Data extracts:
----
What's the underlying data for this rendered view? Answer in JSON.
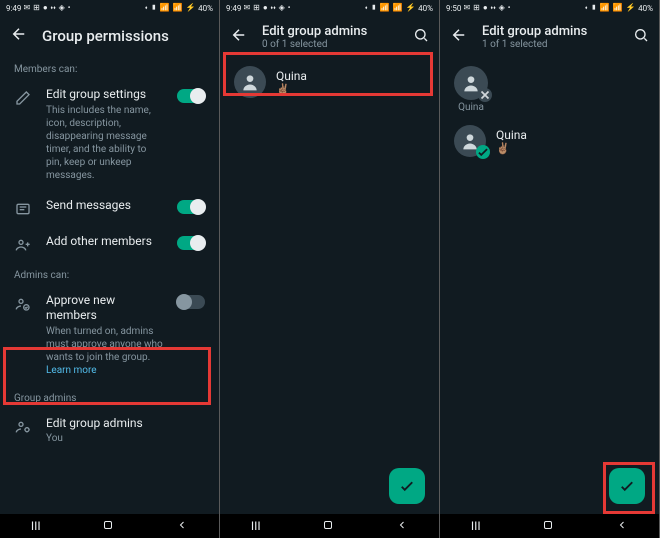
{
  "statusbar": {
    "time1": "9:49",
    "time2": "9:49",
    "time3": "9:50",
    "icons_left": "✉ ⊞ ● ⬪⬪ ◈ •",
    "icons_right": "⬪ ▮ 📶 📶 ⚡",
    "battery": "40%"
  },
  "screen1": {
    "title": "Group permissions",
    "members_label": "Members can:",
    "edit_settings": {
      "title": "Edit group settings",
      "desc": "This includes the name, icon, description, disappearing message timer, and the ability to pin, keep or unkeep messages."
    },
    "send_messages": "Send messages",
    "add_members": "Add other members",
    "admins_label": "Admins can:",
    "approve": {
      "title": "Approve new members",
      "desc": "When turned on, admins must approve anyone who wants to join the group.",
      "link": "Learn more"
    },
    "group_admins_label": "Group admins",
    "edit_admins": {
      "title": "Edit group admins",
      "sub": "You"
    }
  },
  "screen2": {
    "title": "Edit group admins",
    "subtitle": "0 of 1 selected",
    "contact": {
      "name": "Quina",
      "status": "✌🏽"
    }
  },
  "screen3": {
    "title": "Edit group admins",
    "subtitle": "1 of 1 selected",
    "chip_name": "Quina",
    "contact": {
      "name": "Quina",
      "status": "✌🏽"
    }
  }
}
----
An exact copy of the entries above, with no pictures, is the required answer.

Response below:
What's the underlying data for this rendered view? Answer in JSON.
{
  "statusbar": {
    "time1": "9:49",
    "time2": "9:49",
    "time3": "9:50",
    "icons_left": "✉ ⊞ ● ⬪⬪ ◈ •",
    "icons_right": "⬪ ▮ 📶 📶 ⚡",
    "battery": "40%"
  },
  "screen1": {
    "title": "Group permissions",
    "members_label": "Members can:",
    "edit_settings": {
      "title": "Edit group settings",
      "desc": "This includes the name, icon, description, disappearing message timer, and the ability to pin, keep or unkeep messages."
    },
    "send_messages": "Send messages",
    "add_members": "Add other members",
    "admins_label": "Admins can:",
    "approve": {
      "title": "Approve new members",
      "desc": "When turned on, admins must approve anyone who wants to join the group.",
      "link": "Learn more"
    },
    "group_admins_label": "Group admins",
    "edit_admins": {
      "title": "Edit group admins",
      "sub": "You"
    }
  },
  "screen2": {
    "title": "Edit group admins",
    "subtitle": "0 of 1 selected",
    "contact": {
      "name": "Quina",
      "status": "✌🏽"
    }
  },
  "screen3": {
    "title": "Edit group admins",
    "subtitle": "1 of 1 selected",
    "chip_name": "Quina",
    "contact": {
      "name": "Quina",
      "status": "✌🏽"
    }
  }
}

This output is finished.